Deep-set, painfully intelligent eyes met those of the waiting human. “Would you be the one to tell the daughter?”
“Mierde!” Cardenas’s gaze shot toward the doorway. “The ones who did this may try to kill her, too. We’ve got to find her, and fast.”
Sorong looked thoughtful. “If she is not here, then she is probably out on one of her rainforest hikes. She likes to get away from talk. She always goes with someone to guide and watch over her, and for a short walk they will not have taken communicating gear with them. We will go and find out when she is due back. Do not worry, friend Cardenas. I am sure she will make it back safely.”
It was the first time in his life Cardenas found himself relying on the word of an ape.
THE SILVERBACK WAS CORRECT IN HIS assumption about his visitor. In the course of his long career, Cardenas had all too often been obliged to deliver terrible news to the grief-stricken. However, ever since his elevation to the rank of Inspector, that particularly onerous duty had not been required of him in many years.

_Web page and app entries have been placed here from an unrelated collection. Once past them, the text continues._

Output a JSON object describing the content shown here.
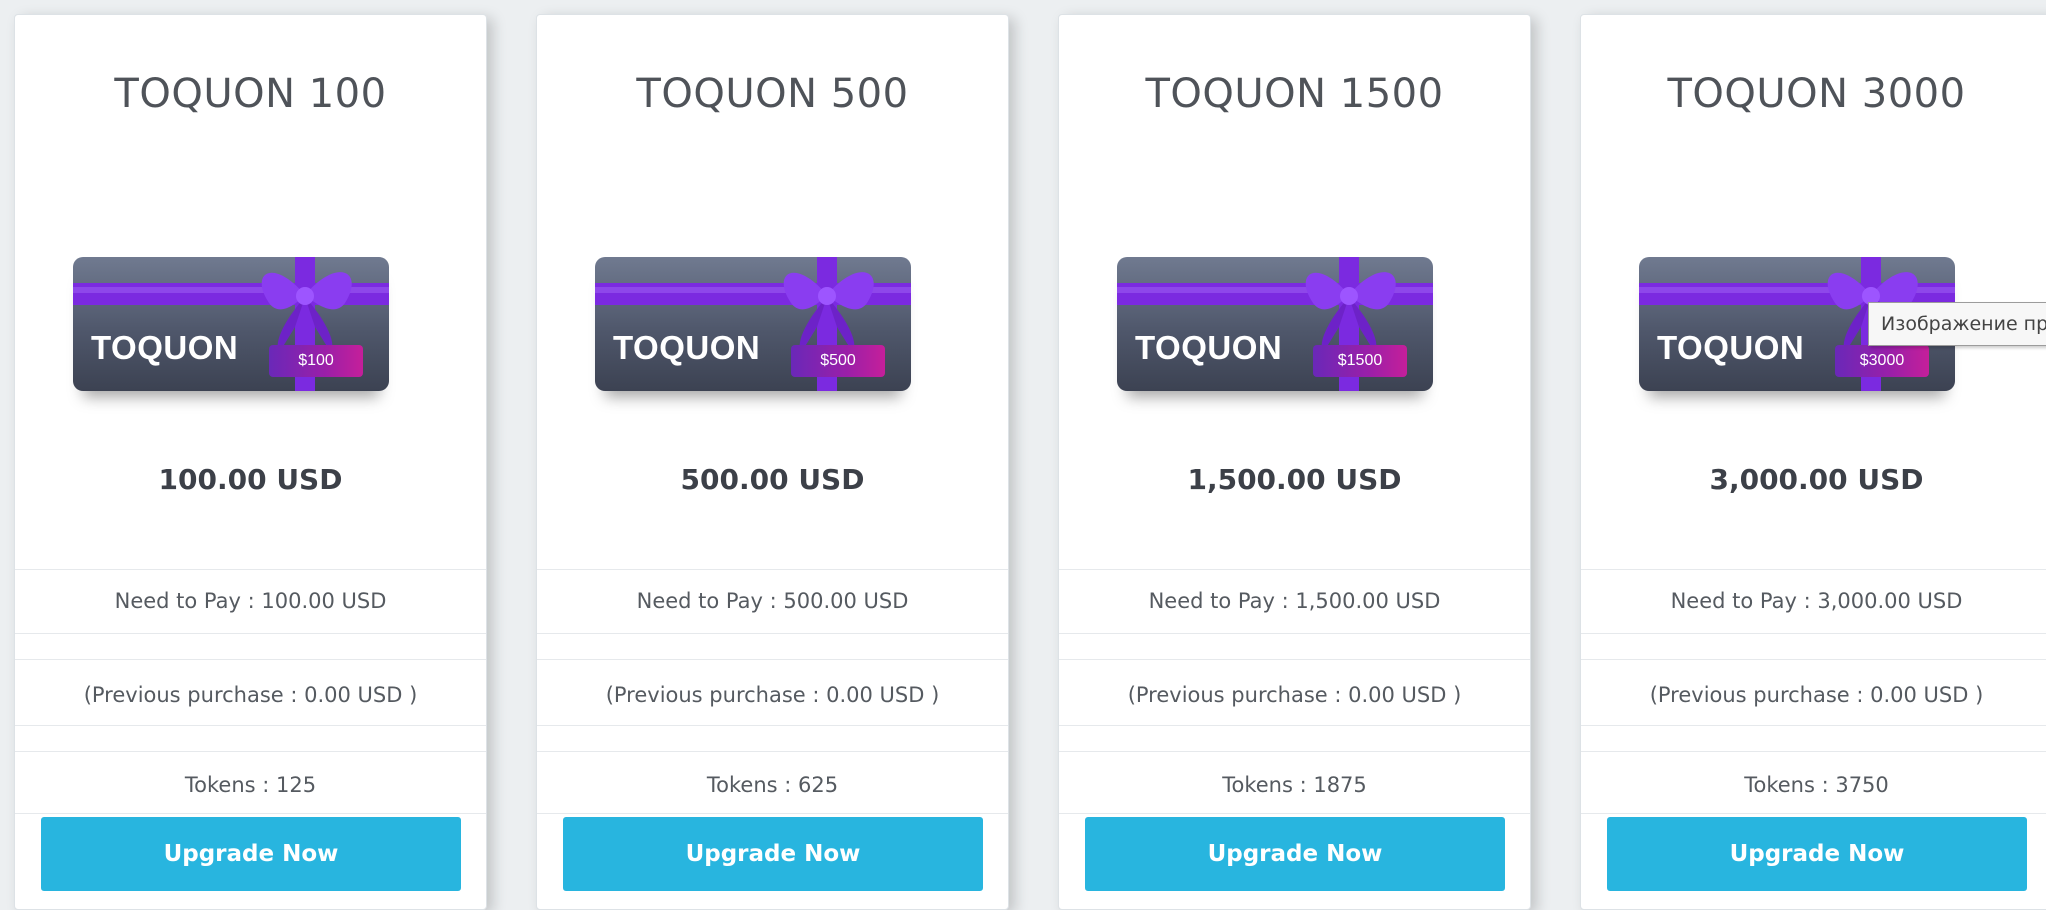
{
  "colors": {
    "button": "#28b5df",
    "page_bg": "#eceff1",
    "card_bg": "#ffffff",
    "gift_ribbon": "#7b2ae0",
    "gift_badge": "#9b1fa8"
  },
  "cards": [
    {
      "title": "TOQUON 100",
      "gift_brand": "TOQUON",
      "gift_amount": "$100",
      "price": "100.00 USD",
      "need_to_pay": "Need to Pay : 100.00 USD",
      "previous_purchase": "(Previous purchase : 0.00 USD )",
      "tokens": "Tokens : 125",
      "button_label": "Upgrade Now"
    },
    {
      "title": "TOQUON 500",
      "gift_brand": "TOQUON",
      "gift_amount": "$500",
      "price": "500.00 USD",
      "need_to_pay": "Need to Pay : 500.00 USD",
      "previous_purchase": "(Previous purchase : 0.00 USD )",
      "tokens": "Tokens : 625",
      "button_label": "Upgrade Now"
    },
    {
      "title": "TOQUON 1500",
      "gift_brand": "TOQUON",
      "gift_amount": "$1500",
      "price": "1,500.00 USD",
      "need_to_pay": "Need to Pay : 1,500.00 USD",
      "previous_purchase": "(Previous purchase : 0.00 USD )",
      "tokens": "Tokens : 1875",
      "button_label": "Upgrade Now"
    },
    {
      "title": "TOQUON 3000",
      "gift_brand": "TOQUON",
      "gift_amount": "$3000",
      "price": "3,000.00 USD",
      "need_to_pay": "Need to Pay : 3,000.00 USD",
      "previous_purchase": "(Previous purchase : 0.00 USD )",
      "tokens": "Tokens : 3750",
      "button_label": "Upgrade Now"
    }
  ],
  "tooltip": {
    "text": "Изображение пр"
  }
}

But with Sorong having made the request, and no one else available to carry it out except Hyaki, Cardenas felt himself left with no alternative.
As they waited for the girl to return from her rainforest hike, he tried not to worry about her safety while systematizing what little they knew of the daughter. Because of his singular talent, he was better equipped than most to handle the forthcoming confrontation anyway. That meant it might go easier for her—but not necessarily easier for him. While he would be able to read her emotions and anticipate certain reactions in ways only another intuit could replicate or understand, it also meant that he would feel her pain that much more deeply. Still, he knew he had no choice. There was no one else to do it.

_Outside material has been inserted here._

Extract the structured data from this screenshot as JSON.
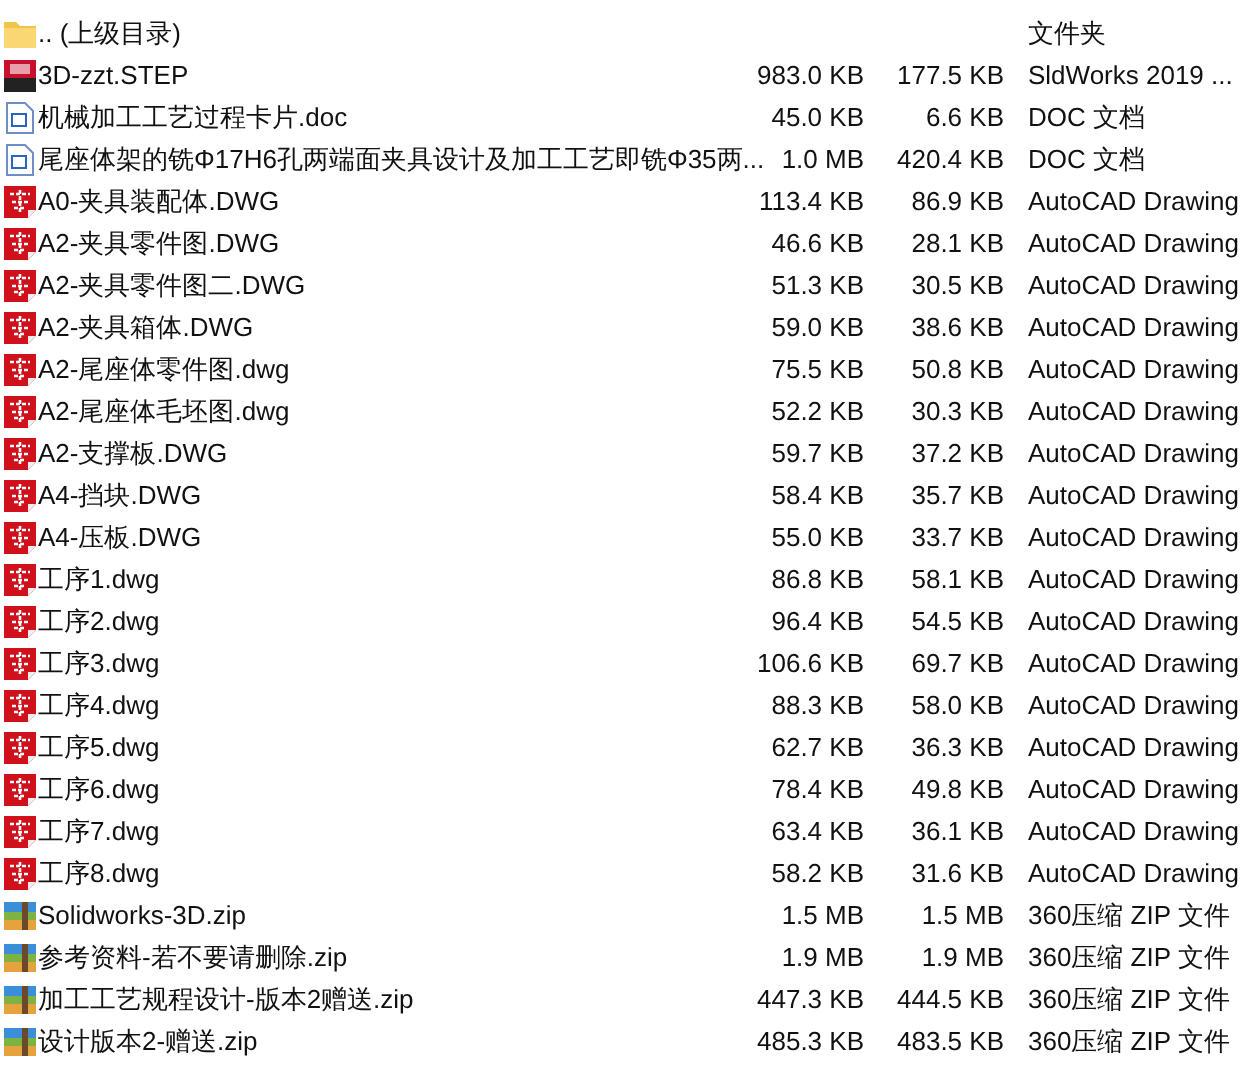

It would help that, by all accounts, the girl was unusually mature. Or maybe it was just easier to think of her as unusually mature, as a uniquely gifted tecant, than as a lonely, isolated twelve-year-old on the run whose mother had just been brutally murdered. How much did she know about the reasons behind their flight? How much had Surtsey told her? Was she aware of the circumstances that had guided their time on the street, living with a stranger named Wayne Brummel who was not her father? Or had she endured it in comparative isolation, allowed to lose herself in studies of technology and nature?
They would find out very soon. According to the chimpanzee he and Sorong spoke with in Administration, she was due back from a morning walk with her bonobo guide in time for lunch. Care would be taken to protect her when she returned to the camp and then to channel her, not to her now-unsafe house in the trees, but to a quiet room within the main compound research building. As the solicitous silverback solemnly and sensibly pointed out, that structure lay alongside the Reserva infirmary. If her reaction proved health-threatening, she could be rushed next door for immediate treatment.

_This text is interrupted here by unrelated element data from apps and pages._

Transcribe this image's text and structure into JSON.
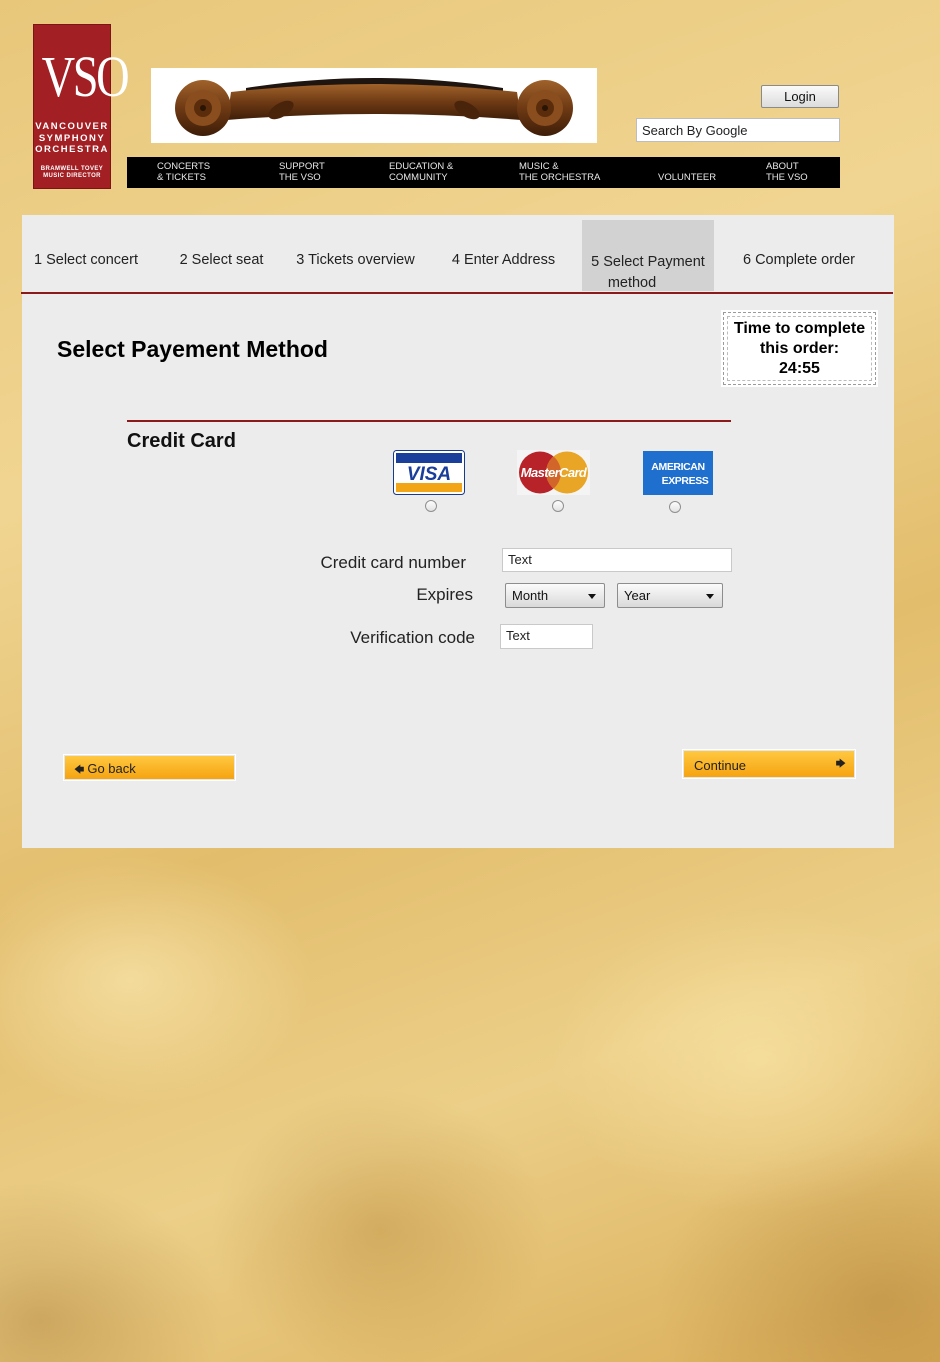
{
  "header": {
    "logo": {
      "big": "VSO",
      "lines": [
        "VANCOUVER",
        "SYMPHONY",
        "ORCHESTRA"
      ],
      "small": [
        "BRAMWELL TOVEY",
        "MUSIC DIRECTOR"
      ]
    },
    "login_label": "Login",
    "search_value": "Search By Google",
    "nav": [
      {
        "line1": "Concerts",
        "line2": "& Tickets"
      },
      {
        "line1": "Support",
        "line2": "The VSO"
      },
      {
        "line1": "Education &",
        "line2": "Community"
      },
      {
        "line1": "Music &",
        "line2": "The Orchestra"
      },
      {
        "line1": "",
        "line2": "Volunteer"
      },
      {
        "line1": "About",
        "line2": "The VSO"
      }
    ]
  },
  "steps": [
    {
      "line1": "1 Select concert",
      "line2": ""
    },
    {
      "line1": "2 Select seat",
      "line2": ""
    },
    {
      "line1": "3 Tickets overview",
      "line2": ""
    },
    {
      "line1": "4 Enter Address",
      "line2": ""
    },
    {
      "line1": "5 Select Payment",
      "line2": "method"
    },
    {
      "line1": "6 Complete order",
      "line2": ""
    }
  ],
  "active_step": 5,
  "page_title": "Select Payement Method",
  "timer": {
    "line1": "Time to complete",
    "line2": "this order:",
    "value": "24:55"
  },
  "payment": {
    "section_title": "Credit Card",
    "cards": [
      {
        "name": "VISA",
        "icon": "visa-logo"
      },
      {
        "name": "MasterCard",
        "icon": "mastercard-logo"
      },
      {
        "name": "AMERICAN EXPRESS",
        "icon": "amex-logo"
      }
    ],
    "card_number_label": "Credit card number",
    "card_number_value": "Text",
    "expires_label": "Expires",
    "month_value": "Month",
    "year_value": "Year",
    "verification_label": "Verification code",
    "verification_value": "Text"
  },
  "actions": {
    "back_label": "Go back",
    "continue_label": "Continue"
  },
  "colors": {
    "brand_red": "#a21f24",
    "divider_red": "#8b1a1a",
    "button_orange": "#f5a311"
  }
}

Offered lunch, the two federales refused it. They preferred to wait in the designated room, surrounded by the silence and efficient air-conditioning that made it possible for visiting human researchers to carry on their work in the otherwise oppressive environment of the jungle. Hyaki toyed absently with the seal tight that had been placed atop the sprayskin. At the rate he was sacrificing personal integument on this case, it wouldn’t take long before he replaced his entire outer layer.
While his partner retired to the restroom to fix his bandages, Cardenas relaxed by admiring the paintings hanging on the wall. All of them, he had been informed, had been done by residents of the Ciudad. Some boasted bright colors but amateurish technique. A notable few reflected a sophistication of skill and acuity of observation that would have been the envy of any human photorealist. At least four of the local artists represented, the two guests had been told, contributed nicely to the Ciudad s income thanks to gallery sales of their work in Nueva York, London, and Zurich.